  • from United States.
  • It looks fantastic, thank you very much.
  • stars
  • from United Kingdom.
  • I have admired this painting from childhood. It resides in Glasow Kelvingrove Art Gallery. I found it almost impossible to obtain: even a print! I dicovered Paintingmania by accident. When I received the painting, I was overwhelmed. It was so real. But deeper, it is a painting by Signac of reflection, meditation and conteplation on a wet Scottish afternoon, and we get many! Thank you for your professionalism and courtesy.

Other paintings by Paul Signac:

Capo di Noli
Capo di Noli
Le ponton de la Felicite, Asnieres (Opus no. 143)
Le ponton de la Felicite, Asnieres (Opus no. 143)
Les Diablerets (L'Oldenhorn et le Becabesson)
Les Diablerets (L'Oldenhorn et le Becabesson)
An Cove in Saint-Tropez
An Cove in Saint-Tropez

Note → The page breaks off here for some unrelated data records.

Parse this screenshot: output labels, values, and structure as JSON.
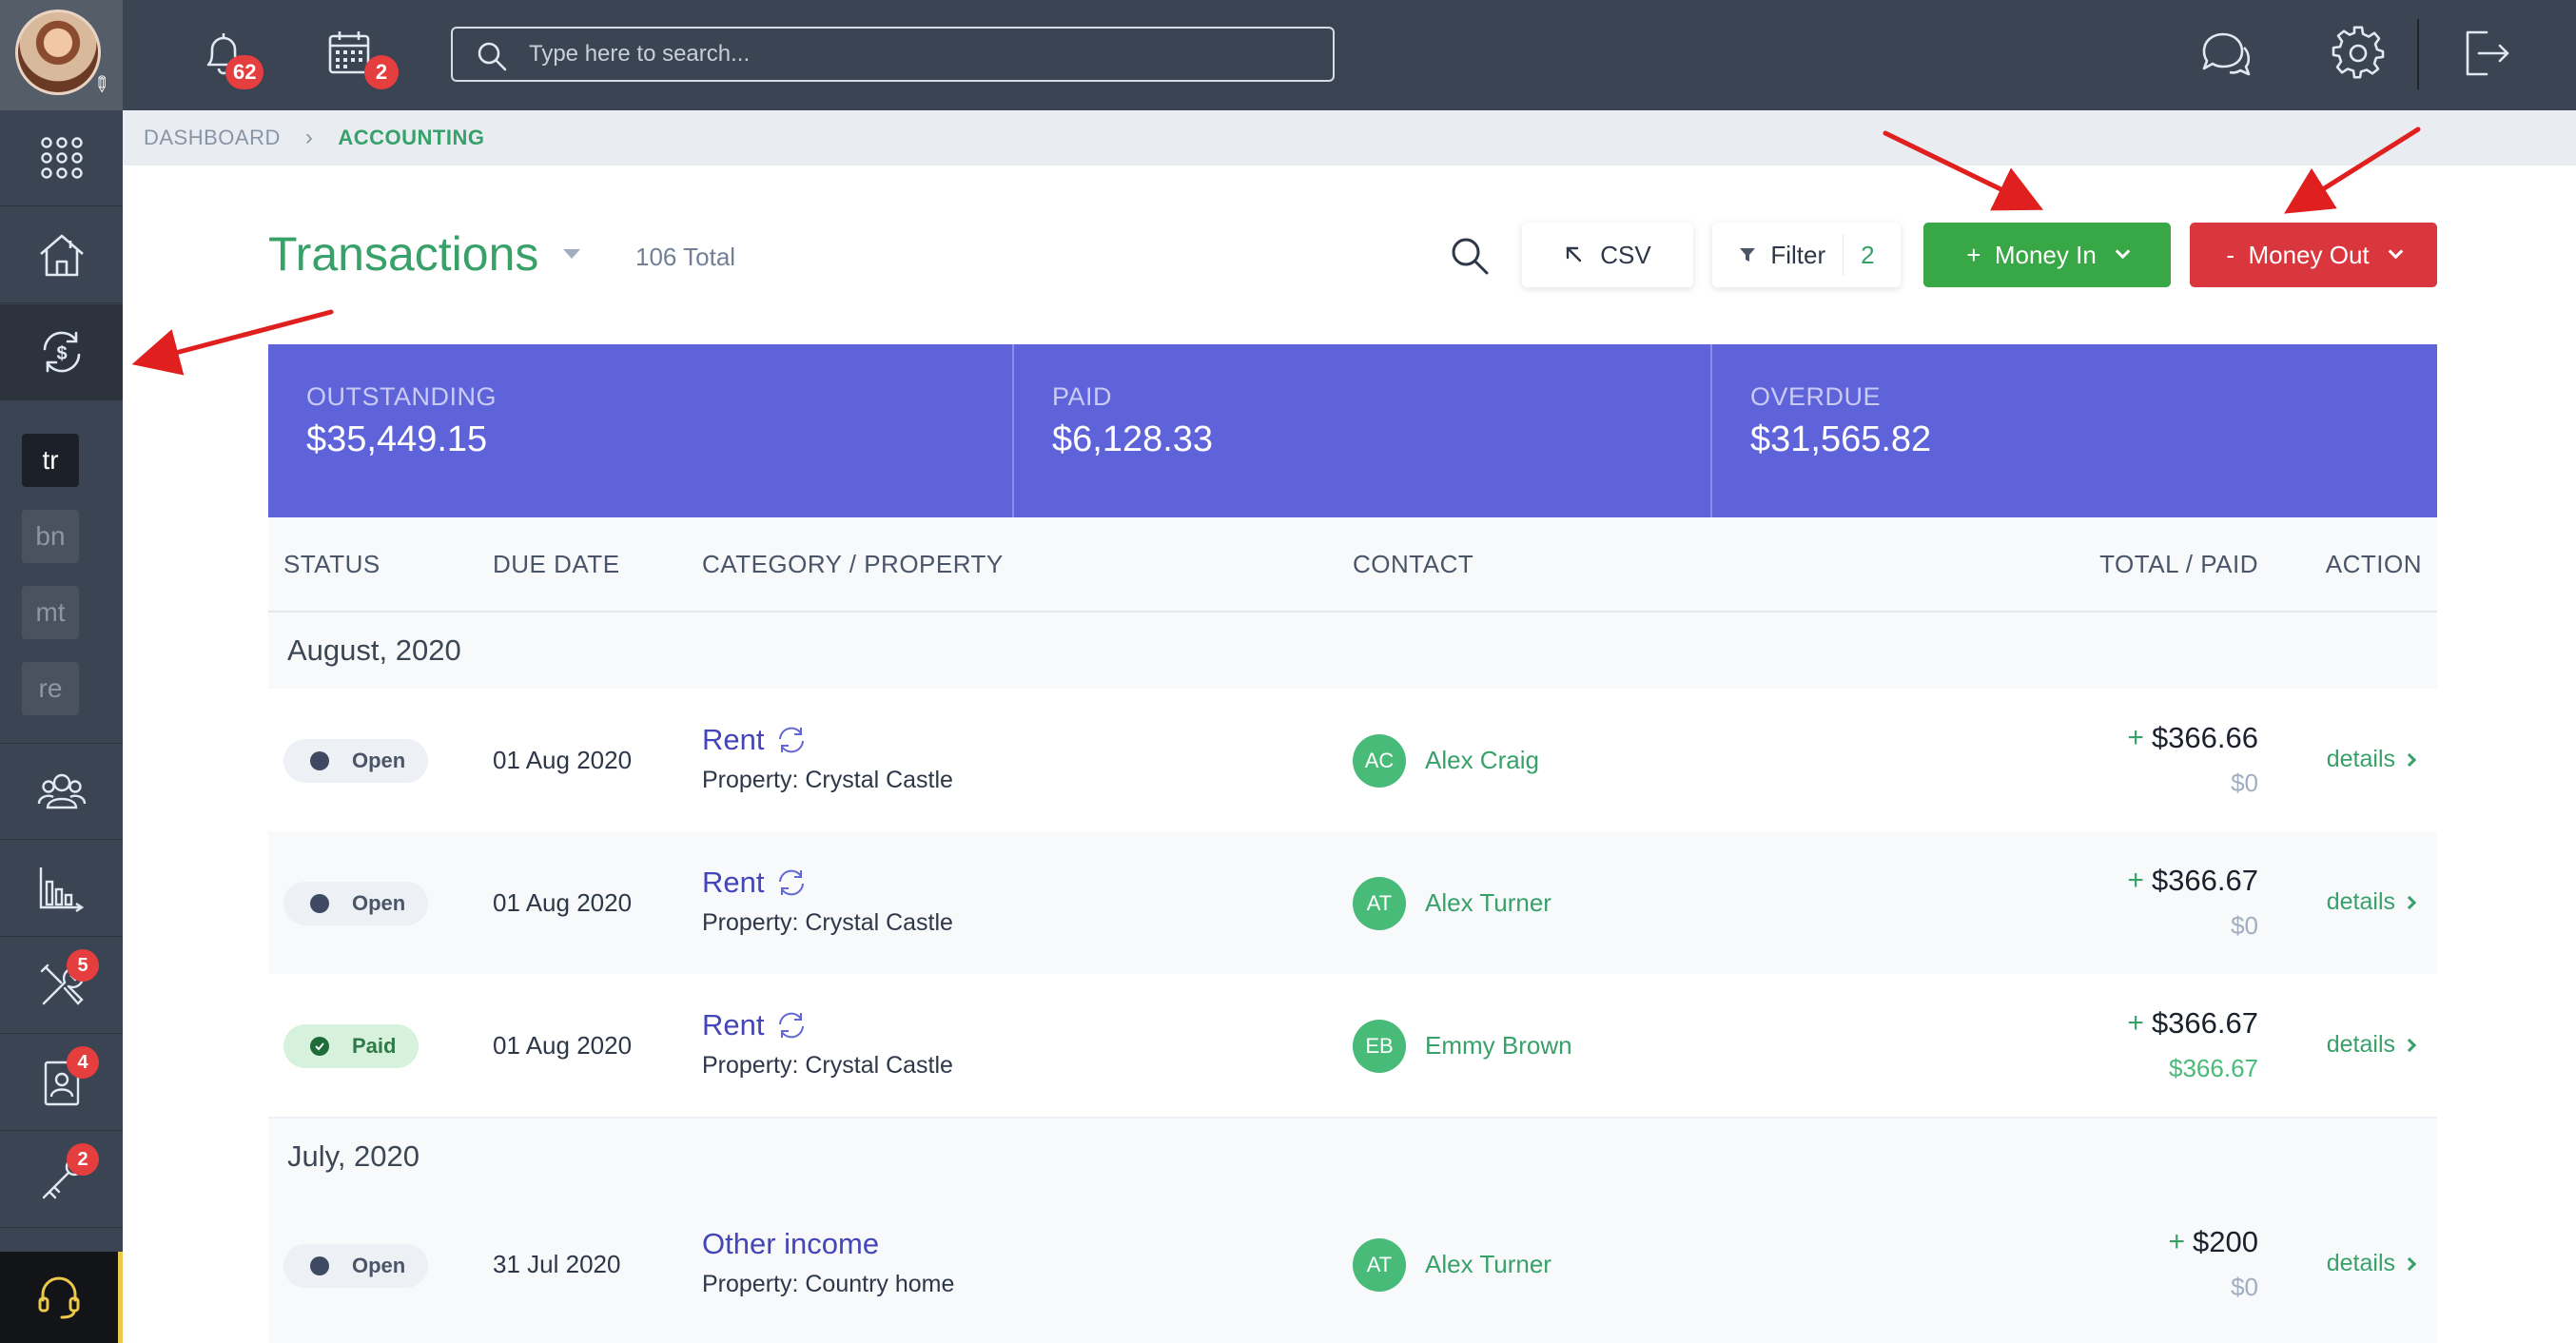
{
  "topbar": {
    "notifications_count": "62",
    "calendar_count": "2",
    "search_placeholder": "Type here to search..."
  },
  "sidebar": {
    "sub_items": [
      "tr",
      "bn",
      "mt",
      "re"
    ],
    "badges": {
      "maintenance": "5",
      "tenants": "4",
      "tools": "2"
    }
  },
  "breadcrumb": {
    "root": "DASHBOARD",
    "current": "ACCOUNTING"
  },
  "header": {
    "title": "Transactions",
    "total": "106 Total",
    "csv_label": "CSV",
    "filter_label": "Filter",
    "filter_count": "2",
    "money_in_label": "+  Money In",
    "money_out_label": "-  Money Out"
  },
  "summary": {
    "outstanding_label": "OUTSTANDING",
    "outstanding_value": "$35,449.15",
    "paid_label": "PAID",
    "paid_value": "$6,128.33",
    "overdue_label": "OVERDUE",
    "overdue_value": "$31,565.82"
  },
  "table": {
    "columns": [
      "STATUS",
      "DUE DATE",
      "CATEGORY / PROPERTY",
      "CONTACT",
      "TOTAL / PAID",
      "ACTION"
    ],
    "groups": [
      {
        "label": "August, 2020"
      },
      {
        "label": "July, 2020"
      }
    ],
    "rows": [
      {
        "status": "Open",
        "date": "01 Aug 2020",
        "category": "Rent",
        "property": "Property: Crystal Castle",
        "initials": "AC",
        "contact": "Alex Craig",
        "total": "$366.66",
        "paid": "$0",
        "action": "details"
      },
      {
        "status": "Open",
        "date": "01 Aug 2020",
        "category": "Rent",
        "property": "Property: Crystal Castle",
        "initials": "AT",
        "contact": "Alex Turner",
        "total": "$366.67",
        "paid": "$0",
        "action": "details"
      },
      {
        "status": "Paid",
        "date": "01 Aug 2020",
        "category": "Rent",
        "property": "Property: Crystal Castle",
        "initials": "EB",
        "contact": "Emmy Brown",
        "total": "$366.67",
        "paid": "$366.67",
        "action": "details"
      },
      {
        "status": "Open",
        "date": "31 Jul 2020",
        "category": "Other income",
        "property": "Property: Country home",
        "initials": "AT",
        "contact": "Alex Turner",
        "total": "$200",
        "paid": "$0",
        "action": "details"
      }
    ]
  },
  "colors": {
    "accent_green": "#38a169",
    "money_in": "#38a745",
    "money_out": "#d9363e",
    "summary_bg": "#5f63d9",
    "sidebar_bg": "#3b4452",
    "annotation_arrow": "#e0201f"
  },
  "icons": [
    "bell-icon",
    "calendar-icon",
    "search-icon",
    "chat-icon",
    "gear-icon",
    "logout-icon",
    "apps-grid-icon",
    "house-icon",
    "money-cycle-icon",
    "people-icon",
    "chart-icon",
    "tools-icon",
    "tenant-file-icon",
    "key-icon",
    "headset-icon",
    "recurring-icon"
  ]
}
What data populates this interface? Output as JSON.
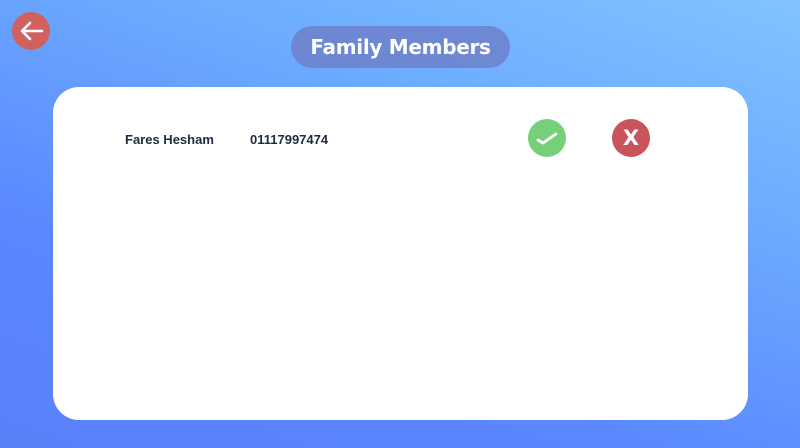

Paul SignacWhen he was 18, Signac gave up architecture for painting and, through Armand Guillaumin, became a convert to the colouristic principles of Impressionism. In 1884 Signac helped found the Salon des Indépendants. There he met Seurat, whom he initiated into the broken-colour technique of Impressionism. The two went on to the method they called pointillism, in a fashion that came to be called Neo-Impressionism. They continued to apply pigment in minute dabs of pure colour, as had the Impressionists, but they adopted an exact, almost mathematical system of applying the dots instead of the somewhat intuitive application of the earlier masters. In watercolours Signac used the principle in a much freer manner. After 1886 he took part regularly in the annual Salon des Indépendants, to which he sent landscapes, seascapes, and decorative panels. Being a sailor, Signac traveled widely along the European coast, painting the landscapes he encountered. In his later years he painted scenes of Paris, Viviers, and other French cities.